While McBride welcomes this literary diversity, he is concerned that some black memoirs "don't reflect a true panorama of the African-American experience." Explaining that his is "not an 'oh-woe-is-me' type of book," he says, "People look at the title of your book and assume that, in the case of race, you're writing about your torn, tragic life, and you were miserable, and everyone hated you because you were a mixed child. That wasn't the case at all."
As students' interest in memoirs increases, many colleges and universities are designing programs in "creative nonfiction," a category that includes memoirs.
"It's growing exponentially," says Roxanne French-Thornhill, programs coordinator for Associated Writing Programs, a group of 291 academic creative-writing programs based at George Mason University in Fairfax, Va. Her group hopes to formally track the growth in a survey next year. Alexandra Johnson, a lecturer on memoir-writing at Wellesley College in Wellesley, Mass., regularly turns away students from oversubscribed courses. "Every semester the room is just packed," she says. "It's enormously popular."
Depth of characters
Many people, Ms. Johnson finds, "are tired of the minimalist school of fiction, where authors have left out a whole character's background. For them, reading memoirs offers the satisfaction of a novel. But memoir also offers a kind of awakening or moral lesson somewhere in it."
Yet she tells students on the first day that they must "cast a cool eye when they look at memoir, because not everything in memoir is true. Memoir is constantly being shaped by the writer, often at the expense of the reliability of the memory."
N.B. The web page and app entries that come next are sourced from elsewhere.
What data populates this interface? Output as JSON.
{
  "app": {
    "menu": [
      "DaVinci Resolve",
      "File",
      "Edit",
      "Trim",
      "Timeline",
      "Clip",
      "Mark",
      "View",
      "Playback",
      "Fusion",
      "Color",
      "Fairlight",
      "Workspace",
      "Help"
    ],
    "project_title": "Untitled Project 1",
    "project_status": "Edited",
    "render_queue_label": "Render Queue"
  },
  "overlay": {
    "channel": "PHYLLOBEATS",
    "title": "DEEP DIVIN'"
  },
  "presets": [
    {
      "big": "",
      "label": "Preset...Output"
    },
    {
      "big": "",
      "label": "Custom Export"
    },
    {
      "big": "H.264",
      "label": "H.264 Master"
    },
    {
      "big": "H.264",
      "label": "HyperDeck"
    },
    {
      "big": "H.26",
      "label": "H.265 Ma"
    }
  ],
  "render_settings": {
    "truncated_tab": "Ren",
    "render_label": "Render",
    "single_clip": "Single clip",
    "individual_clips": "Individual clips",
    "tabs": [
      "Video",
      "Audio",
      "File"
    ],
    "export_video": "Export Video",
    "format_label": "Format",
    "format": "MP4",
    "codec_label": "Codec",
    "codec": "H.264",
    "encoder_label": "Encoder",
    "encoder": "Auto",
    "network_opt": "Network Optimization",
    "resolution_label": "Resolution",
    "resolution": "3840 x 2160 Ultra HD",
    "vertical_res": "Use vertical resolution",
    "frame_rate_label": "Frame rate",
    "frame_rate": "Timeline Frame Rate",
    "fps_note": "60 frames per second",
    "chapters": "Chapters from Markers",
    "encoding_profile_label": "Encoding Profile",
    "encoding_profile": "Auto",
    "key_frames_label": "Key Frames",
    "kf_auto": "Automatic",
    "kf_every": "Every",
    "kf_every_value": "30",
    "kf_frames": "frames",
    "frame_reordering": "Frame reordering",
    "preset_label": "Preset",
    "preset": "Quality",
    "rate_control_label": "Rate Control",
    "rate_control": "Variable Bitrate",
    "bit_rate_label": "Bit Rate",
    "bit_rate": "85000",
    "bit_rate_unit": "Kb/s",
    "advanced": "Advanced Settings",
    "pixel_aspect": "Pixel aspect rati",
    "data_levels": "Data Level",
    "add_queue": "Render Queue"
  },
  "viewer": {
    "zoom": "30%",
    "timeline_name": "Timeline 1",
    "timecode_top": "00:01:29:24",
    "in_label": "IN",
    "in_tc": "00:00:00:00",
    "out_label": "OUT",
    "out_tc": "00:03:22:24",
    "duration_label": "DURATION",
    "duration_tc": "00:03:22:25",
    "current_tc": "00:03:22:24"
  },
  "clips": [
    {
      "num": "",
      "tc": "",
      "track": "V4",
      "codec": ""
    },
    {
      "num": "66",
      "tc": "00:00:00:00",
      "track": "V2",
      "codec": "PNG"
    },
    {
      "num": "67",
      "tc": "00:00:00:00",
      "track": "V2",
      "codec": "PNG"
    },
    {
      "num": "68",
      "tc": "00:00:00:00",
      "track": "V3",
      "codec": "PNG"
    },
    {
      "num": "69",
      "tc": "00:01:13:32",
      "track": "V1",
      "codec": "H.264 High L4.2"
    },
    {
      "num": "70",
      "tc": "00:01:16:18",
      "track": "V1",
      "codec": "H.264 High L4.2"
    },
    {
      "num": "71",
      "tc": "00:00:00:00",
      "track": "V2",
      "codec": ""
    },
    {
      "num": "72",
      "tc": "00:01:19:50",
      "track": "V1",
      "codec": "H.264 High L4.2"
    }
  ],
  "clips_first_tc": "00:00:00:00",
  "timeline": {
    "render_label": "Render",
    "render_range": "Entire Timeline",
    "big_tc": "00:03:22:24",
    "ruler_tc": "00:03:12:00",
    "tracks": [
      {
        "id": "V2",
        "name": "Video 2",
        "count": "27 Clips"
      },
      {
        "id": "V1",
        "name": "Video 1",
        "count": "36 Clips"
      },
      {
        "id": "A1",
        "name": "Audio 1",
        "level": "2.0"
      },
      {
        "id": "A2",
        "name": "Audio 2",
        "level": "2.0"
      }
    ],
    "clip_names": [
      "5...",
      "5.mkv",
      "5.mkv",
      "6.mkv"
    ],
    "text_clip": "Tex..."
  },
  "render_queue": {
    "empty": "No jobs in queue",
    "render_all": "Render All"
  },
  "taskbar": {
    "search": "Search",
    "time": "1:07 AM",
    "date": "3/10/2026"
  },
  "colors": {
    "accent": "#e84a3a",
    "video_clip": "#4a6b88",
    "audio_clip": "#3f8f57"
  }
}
For inexperienced writers, Johnson sees memoir-writing as a mixed blessing. "The good impulse is for people to tell their stories. They want to transform their experience, whether it's been painful or joyous. The bad thing is that people think it's a very simple thing to do, when it fact it's a very complex craft."
Calling memoir-writing "a very sophisticated genre," she says, "It's not just transcribing your life. The myth is that you just sit and write memoir because you know your life. But it's one of the hardest things to do well."
That difficulty does not keep some would-be memoirists from trying. Denis Ledoux, an author in Lisbon Falls, Maine, has been conducting memoir-writing classes since 1988 for writers' groups, senior centers, geneological societies, and students. Last year he also held a workshop on a Choctaw Indian reservation in Mississippi.
"It's a great topic, because it interests people of all ages," says Mr. Ledoux. "Older people want to look back and acknowledge what they've done. They have a tremendous need to tell their grandchildren what it was like to have been who they were. People in the middle want to explore patterns in their lives. And young people in high school and middle school want to find out where they're going, what kind of people they'll become."
That kind of grass-roots interest in self-examination and reflection may be one reason publishers remain confident that memoirs will retain long-lasting appeal as a literary genre.
"I think we're at the beginning, actually," Ms. Petersen says. "I look forward to the day when there will be sections in bookstores that say 'Memoir.' I really mean that. I hope for it."